Did the House Just Let People with Mental Illness Buy Guns?
There’s a lot of misinformation floating around with the recent gun vote in the U.S. House of Representatives to overturn a rule made late in the last administration’s tenure. The final rule, announced in December 2016 by the Social Security Administration, was a misguided effort to try and keep guns out of the hands of some people with mental illness.
But it was a bad rule to begin with that should’ve never been finalized, because it didn’t take into account a person’s likelihood to commit a crime or likelihood of using a gun to commit violence. Furthermore, the rule violated the due process rights guaranteed under the U.S. Constitution.
Lots of people mistakenly believe that people with mental illness are more likely to commit violence. This is a myth, not a fact.
From that myth, lots of people also believed — again, mistakenly — that the United States already limits people who have mental illness from purchasing a firearm. Such a rule or law, were it to be true, could impact one quarter of the population believed to have a mental illness. But no, people with mental illness can purchase a gun legally just as a person with cancer or diabetes can (assuming they pass the ordinary background checks).
What Did the Social Security Administration Try and Do?
With no national medical records (since we have no national healthcare system), the government is in a pickle when it comes to trying to determine whose hands they should try and keep guns out of. So the Social Security Administration (?!) was tasked with coming up with an equivalent measure. Rather than determine a person’s instability or level of dangerousness — information no federal agency has or tracks — they came up what they thought was something equivalent: incapacity.
There is, of course, zero research implicating a person’s mental capacity or lack thereof with likelihood to commit violence. But don’t let good science get in the way of bad policy, right?
So in December 2016, the Social Security Administration decided that anyone who was incapable of managing their own disability benefits was, on the face of it, incapable of handling a gun. They were simply going to hand over the names to the National Instant Criminal Background Check System of 75,000 people who get social security benefits or disability checks where the check was made out to someone else who handles that person’s benefits or finances. That was the arbitrary, misguided yardstick in which they chose to measure a person’s dangerousness or capacity to commit harm against others.
Why This Was a Bad Rule — For Everyone
You don’t often find the ACLU and the National Rifle Association on the same side of an argument. Yet in this fight, they both agreed this was a bad rule. And as an advocate for people with mental illness, I’d have to agree. As the ACLU noted:
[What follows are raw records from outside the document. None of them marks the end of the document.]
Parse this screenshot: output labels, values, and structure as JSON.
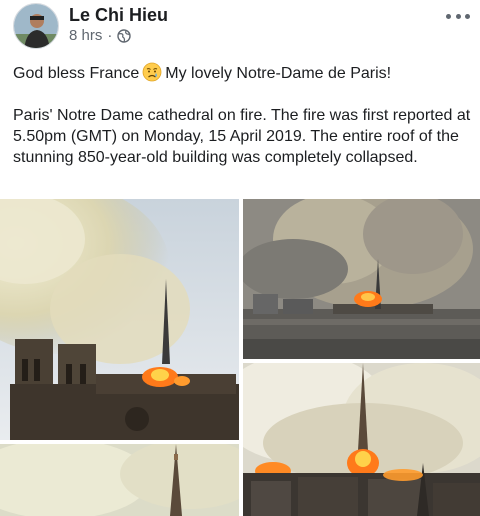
{
  "post": {
    "author": "Le Chi Hieu",
    "time": "8 hrs",
    "separator": "·",
    "privacy_icon": "globe-icon",
    "options_icon": "more-options-icon",
    "line1_before": "God bless France",
    "line1_emoji": "crying-face-emoji",
    "line1_after": "My lovely Notre-Dame de Paris!",
    "paragraph2": "Paris' Notre Dame cathedral on fire. The fire was first reported at 5.50pm (GMT) on Monday, 15 April 2019. The entire roof of the stunning 850-year-old building was completely collapsed."
  },
  "photos": [
    {
      "subject": "Notre-Dame towers and spire with smoke"
    },
    {
      "subject": "Aerial view of Paris with smoke plume"
    },
    {
      "subject": "Burning spire close-up"
    },
    {
      "subject": "Spire in smoke"
    }
  ],
  "colors": {
    "text": "#1c1e21",
    "secondary": "#606770",
    "smoke": "#e6e2cf",
    "fire": "#ff7a1a"
  }
}
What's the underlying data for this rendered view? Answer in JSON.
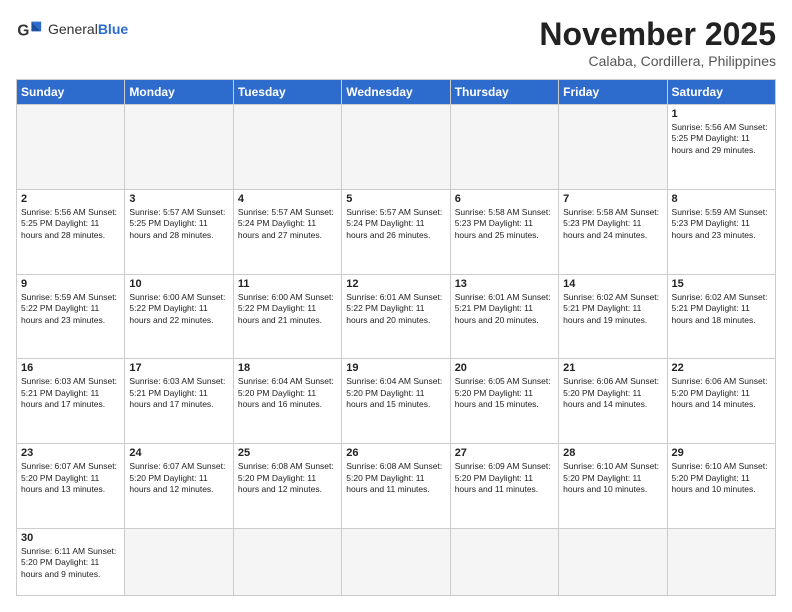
{
  "logo": {
    "text_general": "General",
    "text_blue": "Blue"
  },
  "header": {
    "month": "November 2025",
    "location": "Calaba, Cordillera, Philippines"
  },
  "weekdays": [
    "Sunday",
    "Monday",
    "Tuesday",
    "Wednesday",
    "Thursday",
    "Friday",
    "Saturday"
  ],
  "weeks": [
    [
      {
        "day": "",
        "info": ""
      },
      {
        "day": "",
        "info": ""
      },
      {
        "day": "",
        "info": ""
      },
      {
        "day": "",
        "info": ""
      },
      {
        "day": "",
        "info": ""
      },
      {
        "day": "",
        "info": ""
      },
      {
        "day": "1",
        "info": "Sunrise: 5:56 AM\nSunset: 5:25 PM\nDaylight: 11 hours\nand 29 minutes."
      }
    ],
    [
      {
        "day": "2",
        "info": "Sunrise: 5:56 AM\nSunset: 5:25 PM\nDaylight: 11 hours\nand 28 minutes."
      },
      {
        "day": "3",
        "info": "Sunrise: 5:57 AM\nSunset: 5:25 PM\nDaylight: 11 hours\nand 28 minutes."
      },
      {
        "day": "4",
        "info": "Sunrise: 5:57 AM\nSunset: 5:24 PM\nDaylight: 11 hours\nand 27 minutes."
      },
      {
        "day": "5",
        "info": "Sunrise: 5:57 AM\nSunset: 5:24 PM\nDaylight: 11 hours\nand 26 minutes."
      },
      {
        "day": "6",
        "info": "Sunrise: 5:58 AM\nSunset: 5:23 PM\nDaylight: 11 hours\nand 25 minutes."
      },
      {
        "day": "7",
        "info": "Sunrise: 5:58 AM\nSunset: 5:23 PM\nDaylight: 11 hours\nand 24 minutes."
      },
      {
        "day": "8",
        "info": "Sunrise: 5:59 AM\nSunset: 5:23 PM\nDaylight: 11 hours\nand 23 minutes."
      }
    ],
    [
      {
        "day": "9",
        "info": "Sunrise: 5:59 AM\nSunset: 5:22 PM\nDaylight: 11 hours\nand 23 minutes."
      },
      {
        "day": "10",
        "info": "Sunrise: 6:00 AM\nSunset: 5:22 PM\nDaylight: 11 hours\nand 22 minutes."
      },
      {
        "day": "11",
        "info": "Sunrise: 6:00 AM\nSunset: 5:22 PM\nDaylight: 11 hours\nand 21 minutes."
      },
      {
        "day": "12",
        "info": "Sunrise: 6:01 AM\nSunset: 5:22 PM\nDaylight: 11 hours\nand 20 minutes."
      },
      {
        "day": "13",
        "info": "Sunrise: 6:01 AM\nSunset: 5:21 PM\nDaylight: 11 hours\nand 20 minutes."
      },
      {
        "day": "14",
        "info": "Sunrise: 6:02 AM\nSunset: 5:21 PM\nDaylight: 11 hours\nand 19 minutes."
      },
      {
        "day": "15",
        "info": "Sunrise: 6:02 AM\nSunset: 5:21 PM\nDaylight: 11 hours\nand 18 minutes."
      }
    ],
    [
      {
        "day": "16",
        "info": "Sunrise: 6:03 AM\nSunset: 5:21 PM\nDaylight: 11 hours\nand 17 minutes."
      },
      {
        "day": "17",
        "info": "Sunrise: 6:03 AM\nSunset: 5:21 PM\nDaylight: 11 hours\nand 17 minutes."
      },
      {
        "day": "18",
        "info": "Sunrise: 6:04 AM\nSunset: 5:20 PM\nDaylight: 11 hours\nand 16 minutes."
      },
      {
        "day": "19",
        "info": "Sunrise: 6:04 AM\nSunset: 5:20 PM\nDaylight: 11 hours\nand 15 minutes."
      },
      {
        "day": "20",
        "info": "Sunrise: 6:05 AM\nSunset: 5:20 PM\nDaylight: 11 hours\nand 15 minutes."
      },
      {
        "day": "21",
        "info": "Sunrise: 6:06 AM\nSunset: 5:20 PM\nDaylight: 11 hours\nand 14 minutes."
      },
      {
        "day": "22",
        "info": "Sunrise: 6:06 AM\nSunset: 5:20 PM\nDaylight: 11 hours\nand 14 minutes."
      }
    ],
    [
      {
        "day": "23",
        "info": "Sunrise: 6:07 AM\nSunset: 5:20 PM\nDaylight: 11 hours\nand 13 minutes."
      },
      {
        "day": "24",
        "info": "Sunrise: 6:07 AM\nSunset: 5:20 PM\nDaylight: 11 hours\nand 12 minutes."
      },
      {
        "day": "25",
        "info": "Sunrise: 6:08 AM\nSunset: 5:20 PM\nDaylight: 11 hours\nand 12 minutes."
      },
      {
        "day": "26",
        "info": "Sunrise: 6:08 AM\nSunset: 5:20 PM\nDaylight: 11 hours\nand 11 minutes."
      },
      {
        "day": "27",
        "info": "Sunrise: 6:09 AM\nSunset: 5:20 PM\nDaylight: 11 hours\nand 11 minutes."
      },
      {
        "day": "28",
        "info": "Sunrise: 6:10 AM\nSunset: 5:20 PM\nDaylight: 11 hours\nand 10 minutes."
      },
      {
        "day": "29",
        "info": "Sunrise: 6:10 AM\nSunset: 5:20 PM\nDaylight: 11 hours\nand 10 minutes."
      }
    ],
    [
      {
        "day": "30",
        "info": "Sunrise: 6:11 AM\nSunset: 5:20 PM\nDaylight: 11 hours\nand 9 minutes."
      },
      {
        "day": "",
        "info": ""
      },
      {
        "day": "",
        "info": ""
      },
      {
        "day": "",
        "info": ""
      },
      {
        "day": "",
        "info": ""
      },
      {
        "day": "",
        "info": ""
      },
      {
        "day": "",
        "info": ""
      }
    ]
  ]
}
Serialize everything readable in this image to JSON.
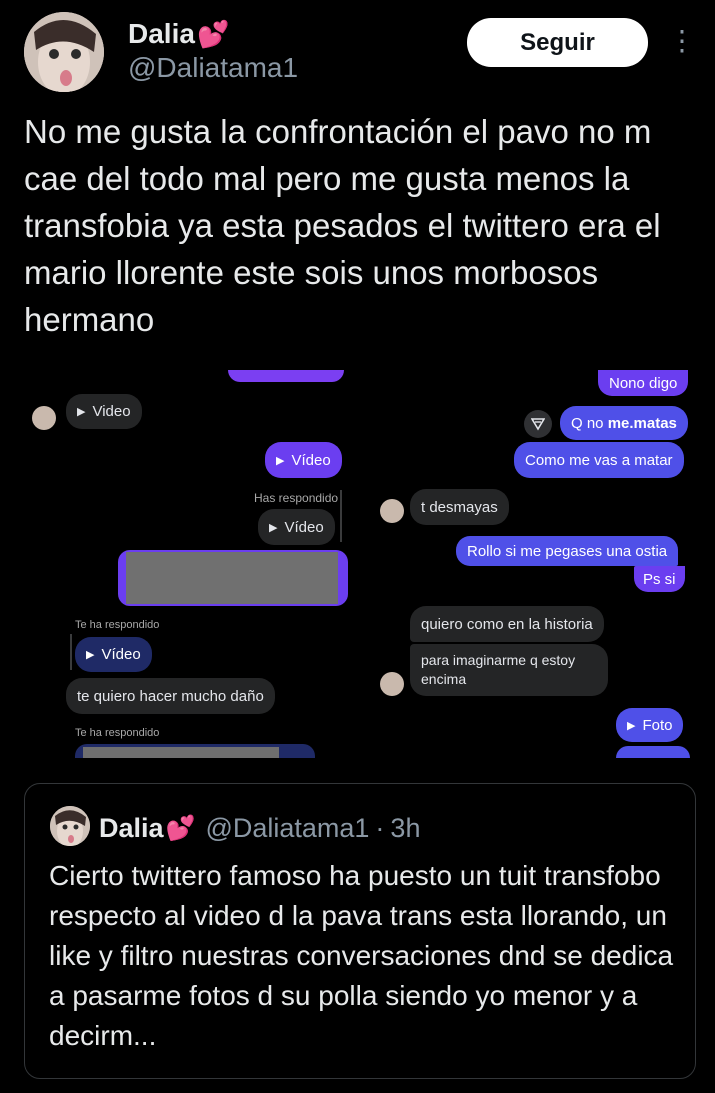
{
  "tweet": {
    "author_name": "Dalia",
    "author_emoji": "💕",
    "author_handle": "@Daliatama1",
    "follow_label": "Seguir",
    "more_label": "⋮",
    "text": "No me gusta la confrontación el pavo no m cae del todo mal pero me gusta menos la transfobia ya esta pesados el twittero era el mario llorente este sois unos morbosos hermano"
  },
  "chat_left": {
    "video_label": "Video",
    "video_label_out": "Vídeo",
    "replied_label": "Has respondido",
    "video_label_2": "Vídeo",
    "te_ha_respondido_1": "Te ha respondido",
    "video_label_3": "Vídeo",
    "msg_1": "te quiero hacer mucho daño",
    "te_ha_respondido_2": "Te ha respondido"
  },
  "chat_right": {
    "msg_top": "Nono digo",
    "msg_q_prefix": "Q no ",
    "msg_q_bold": "me.matas",
    "msg_como": "Como me vas a matar",
    "msg_desmayas": "t desmayas",
    "msg_rollo": "Rollo si me pegases una ostia",
    "msg_ps": "Ps si",
    "msg_historia": "quiero como en la historia",
    "msg_imaginarme": "para imaginarme q estoy encima",
    "foto_label": "Foto"
  },
  "quote": {
    "author_name": "Dalia",
    "author_emoji": "💕",
    "author_handle": "@Daliatama1",
    "separator": "·",
    "time": "3h",
    "text": "Cierto twittero famoso ha puesto un tuit transfobo respecto al video d la pava trans esta llorando, un like y filtro nuestras conversaciones dnd se dedica a pasarme fotos d su polla siendo yo menor y a decirm..."
  },
  "colors": {
    "background": "#000000",
    "accent_purple": "#6b3ef0",
    "accent_blue": "#4f50e8",
    "incoming_bubble": "#242526"
  }
}
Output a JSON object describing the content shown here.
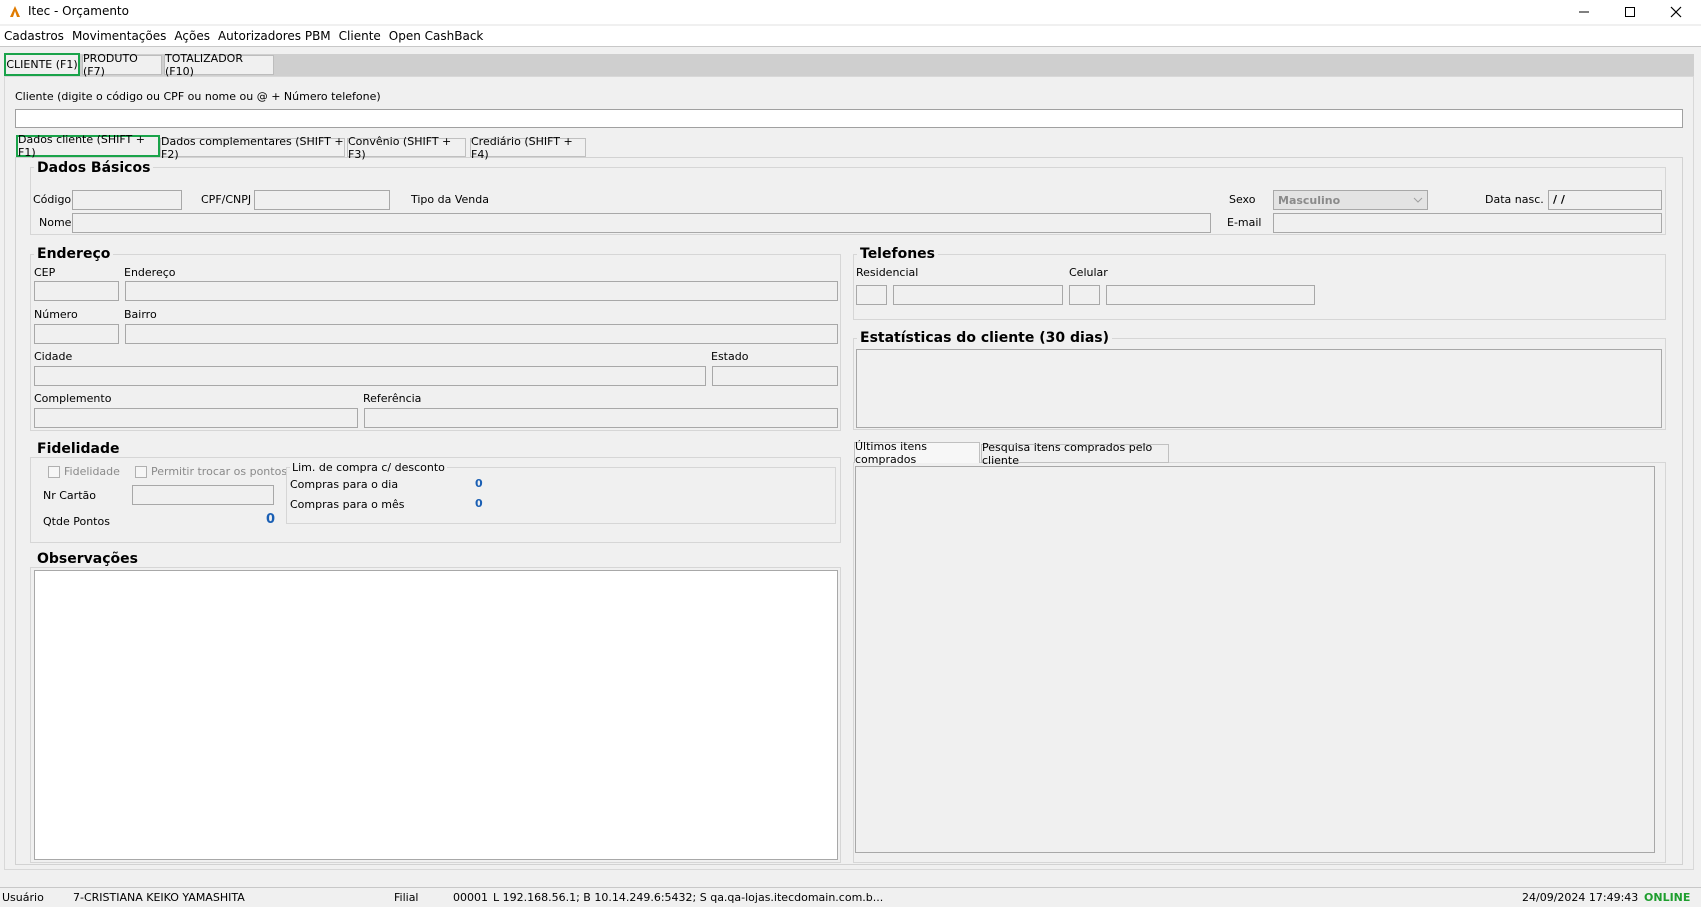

We oppose this rule because it advances and reinforces the harmful stereotype that people with mental disabilities, a vast and diverse group of citizens, are violent. There is no data to support a connection between the need for a representative payee to manage one’s Social Security disability benefits and a propensity toward gun violence. The rule further demonstrates the damaging phenomenon of “spread,” or the perception that a disabled individual with one area of impairment automatically has additional, negative and unrelated attributes.
We don’t want any random government agency making rules that take away people’s Constitutional rights. That’s just bad policy. Imagine instead of guns, we were talking about free speech. What if some federal agency decided that everyone who ever had a cancer diagnosis was no longer qualified to run for public office? (Since, you know, they might get it again and die while in office.) These are big policy decisions being made not by lawmakers, but by government bureaucrats.
While the rule seemed likely to affect only 75,000 people initially, it seems like had it been allowed to stand, it would’ve readily been expanded to include additional people with mental illness in the future. Discriminating against people with mental illness is not a thoughtful policy strategy. Nor is it a policy based in the data.
Keeping Guns Away From People Who Commit Violence
We all want to keep guns out of the hands of people who use them to commit violence against fellow citizens. But since we don’t have any reliable, scientific way of determining whether a person is likely to commit violence in the future, we can’t do this easily today. In short, there’s no quick or easy way to keep guns out of the hands of people who will use them to murder others. At least, not when it’s a Constitutionally-guaranteed right.
This is the nation we live in. It can’t be fixed by band-aid rules promulgated by federal agencies. Such changes need to be made by Congress, with thoughtful, reasoned discussion about how to best address the issue of random gun violence in our country.
Scapegoating a whole class of people — those with mental illness which make up to 25 percent of the population — is not the way to do this.
For more information
ACLU Letter to the House about the NICS Final Rule (Feb 1, 2017)
News item about the rule when first proposed earlier in 2016: Rule could keep guns from Social Security disability recipients, and it’s taking heat
Grohol, J. (2018). Did the House Just Let People with Mental Illness Buy Guns?. Psych Central. Retrieved on March 31, 2020, from https://psychcentral.com/blog/did-the-house-just-let-people-with-mental-illness-buy-guns/